I have spent time in a number of startup communities (Washington, DC, Northern Virginia, Chicago, etc), and Baltimore is special. Baltimore is similar to my hometown of Buffalo, NY – a city that thrived as an industrial hub, and had to pivot once that part of the economy started moving further afield from city-centers. What resulted from those early-years of large groups of people living and working in close proximity, were strong and diverse communities that understood the importance of both independence and interdependence.
That makes the city of Baltimore unique, and therefore the startup scene, very personal. Baltimore wants to know you as you grow together, and that is something unique that offers opportunities in business and beyond. Baltimore founders get introduced around to the movers-and-shakers not as a perfunctory exercise, but rather as a way to genuinely connect. For founders who understand how their business will affect the people and community of the city where their business lives, there can be no better place to come and grow than Baltimore.

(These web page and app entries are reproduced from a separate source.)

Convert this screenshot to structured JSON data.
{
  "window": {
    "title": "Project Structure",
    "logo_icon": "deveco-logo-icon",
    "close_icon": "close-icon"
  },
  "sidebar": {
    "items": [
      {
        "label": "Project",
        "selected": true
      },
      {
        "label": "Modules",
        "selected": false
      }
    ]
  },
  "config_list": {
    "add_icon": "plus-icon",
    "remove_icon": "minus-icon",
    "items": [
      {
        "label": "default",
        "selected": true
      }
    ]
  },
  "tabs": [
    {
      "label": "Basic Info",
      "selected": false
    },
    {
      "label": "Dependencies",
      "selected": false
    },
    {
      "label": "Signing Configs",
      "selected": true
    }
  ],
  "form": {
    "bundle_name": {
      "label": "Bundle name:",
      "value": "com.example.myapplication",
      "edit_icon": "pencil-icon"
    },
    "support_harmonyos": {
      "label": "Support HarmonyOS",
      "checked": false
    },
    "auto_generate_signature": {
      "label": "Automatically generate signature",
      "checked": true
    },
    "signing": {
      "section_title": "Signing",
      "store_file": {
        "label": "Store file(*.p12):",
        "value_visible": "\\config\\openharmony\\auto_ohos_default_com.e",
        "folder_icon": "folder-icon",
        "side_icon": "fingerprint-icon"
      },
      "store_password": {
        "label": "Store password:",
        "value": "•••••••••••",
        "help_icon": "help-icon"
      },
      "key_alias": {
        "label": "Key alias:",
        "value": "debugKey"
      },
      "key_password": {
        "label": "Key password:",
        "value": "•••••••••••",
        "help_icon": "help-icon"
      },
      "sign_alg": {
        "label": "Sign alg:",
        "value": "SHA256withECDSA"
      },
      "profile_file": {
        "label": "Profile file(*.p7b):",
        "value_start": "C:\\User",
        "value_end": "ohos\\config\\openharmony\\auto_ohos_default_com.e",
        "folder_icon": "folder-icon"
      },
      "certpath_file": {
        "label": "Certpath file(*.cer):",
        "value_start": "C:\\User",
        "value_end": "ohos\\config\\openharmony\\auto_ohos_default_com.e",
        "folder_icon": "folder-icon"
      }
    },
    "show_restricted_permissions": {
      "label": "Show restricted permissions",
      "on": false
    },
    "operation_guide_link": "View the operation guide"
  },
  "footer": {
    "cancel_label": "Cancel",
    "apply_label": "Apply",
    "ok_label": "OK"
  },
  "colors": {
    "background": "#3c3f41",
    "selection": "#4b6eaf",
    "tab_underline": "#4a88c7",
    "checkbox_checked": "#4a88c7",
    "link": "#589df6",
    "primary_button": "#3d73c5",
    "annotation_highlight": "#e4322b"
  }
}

There is no group that is taking the work of nurturing the startup scene in Baltimore more seriously than UpSurge. After meeting with Jamie McDonald and her team, there is no doubt that not only is their vision for UpSurge really big, but also UpSurge has committed themselves to taking on the work that goes along with such a big vision. Baltimore is on the verge of shifting into a new mode that opens up the innovation economy to a whole city in a way that hasn’t been done before. In order to do that, it will take the dedicated and focused talent of a special group. That group is UpSurge.
As the Techstars Equitech Accelerator Managing Director, my work will be to bring Techstars’ incredible network and resources to bear on behalf of that big vision. It will shape the founders we choose. It will shape the businesses we choose; and it will shape how we grow those founders and businesses. The Techstars Equitech Accelerator will live in the soil created by the big and clear vision UpSurge has cast. I couldn’t be more excited!
This may strike some as odd but I would choose to spend time with Warren Buffett. Even though he’s a trader/investor, I think he acts as an entrepreneur in his field in a way that I really admire. I read “The Intelligent Investor - Benjamin Graham” a long time ago, and the value-investing model really struck me. Warren Buffett is probably value-investing’s most famous and successful adherent, but what I love most is he approaches his work with principles while maintaining his opportunistic awareness. Whether he is working on a deal for a little-known insurance conglomerate or a mainstream gaming/streaming company, Buffett’s moves become the signal for others to move. To me that kind of disciplined flexibility is incredibly difficult to maintain over time, and is the difference-maker for founders (and others frankly) when it comes to weathering the ups-and-downs and coming out successful. I would love to talk to him about what it takes to maintain that into his 90’s. That would be a coffee break well spent!Learn more about the Techstars Equitech Accelerator